## Task directions:
Word for word, reproduce the data that follows.

::: Given data

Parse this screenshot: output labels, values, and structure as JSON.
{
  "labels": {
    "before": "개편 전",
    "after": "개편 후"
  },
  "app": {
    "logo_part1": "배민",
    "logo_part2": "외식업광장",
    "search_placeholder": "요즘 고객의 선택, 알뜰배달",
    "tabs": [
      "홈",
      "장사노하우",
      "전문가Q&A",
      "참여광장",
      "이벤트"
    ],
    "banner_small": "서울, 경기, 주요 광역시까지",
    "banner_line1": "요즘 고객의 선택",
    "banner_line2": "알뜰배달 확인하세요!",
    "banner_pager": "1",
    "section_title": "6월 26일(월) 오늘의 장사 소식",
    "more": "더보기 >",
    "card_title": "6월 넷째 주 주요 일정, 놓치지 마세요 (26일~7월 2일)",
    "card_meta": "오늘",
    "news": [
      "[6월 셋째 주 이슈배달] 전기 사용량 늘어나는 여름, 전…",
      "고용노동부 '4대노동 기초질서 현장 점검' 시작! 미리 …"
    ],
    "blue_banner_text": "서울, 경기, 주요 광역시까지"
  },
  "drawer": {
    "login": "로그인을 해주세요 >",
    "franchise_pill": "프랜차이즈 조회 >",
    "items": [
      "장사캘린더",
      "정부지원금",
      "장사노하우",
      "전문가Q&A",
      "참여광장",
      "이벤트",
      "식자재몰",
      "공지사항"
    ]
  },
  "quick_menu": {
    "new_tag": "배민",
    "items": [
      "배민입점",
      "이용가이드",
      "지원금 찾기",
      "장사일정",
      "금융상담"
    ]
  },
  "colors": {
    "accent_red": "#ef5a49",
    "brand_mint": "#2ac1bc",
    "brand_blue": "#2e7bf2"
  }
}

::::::

## Written response:
Parse this screenshot: output labels, values, and structure as JSON.
{
  "labels": {
    "before": "개편 전",
    "after": "개편 후"
  },
  "app": {
    "logo_part1": "배민",
    "logo_part2": "외식업광장",
    "search_placeholder": "요즘 고객의 선택, 알뜰배달",
    "tabs": [
      "홈",
      "장사노하우",
      "전문가Q&A",
      "참여광장",
      "이벤트"
    ],
    "banner_small": "서울, 경기, 주요 광역시까지",
    "banner_line1": "요즘 고객의 선택",
    "banner_line2": "알뜰배달 확인하세요!",
    "banner_pager": "1",
    "section_title": "6월 26일(월) 오늘의 장사 소식",
    "more": "더보기 >",
    "card_title": "6월 넷째 주 주요 일정, 놓치지 마세요 (26일~7월 2일)",
    "card_meta": "오늘",
    "news": [
      "[6월 셋째 주 이슈배달] 전기 사용량 늘어나는 여름, 전…",
      "고용노동부 '4대노동 기초질서 현장 점검' 시작! 미리 …"
    ],
    "blue_banner_text": "서울, 경기, 주요 광역시까지"
  },
  "drawer": {
    "login": "로그인을 해주세요 >",
    "franchise_pill": "프랜차이즈 조회 >",
    "items": [
      "장사캘린더",
      "정부지원금",
      "장사노하우",
      "전문가Q&A",
      "참여광장",
      "이벤트",
      "식자재몰",
      "공지사항"
    ]
  },
  "quick_menu": {
    "new_tag": "배민",
    "items": [
      "배민입점",
      "이용가이드",
      "지원금 찾기",
      "장사일정",
      "금융상담"
    ]
  },
  "colors": {
    "accent_red": "#ef5a49",
    "brand_mint": "#2ac1bc",
    "brand_blue": "#2e7bf2"
  }
}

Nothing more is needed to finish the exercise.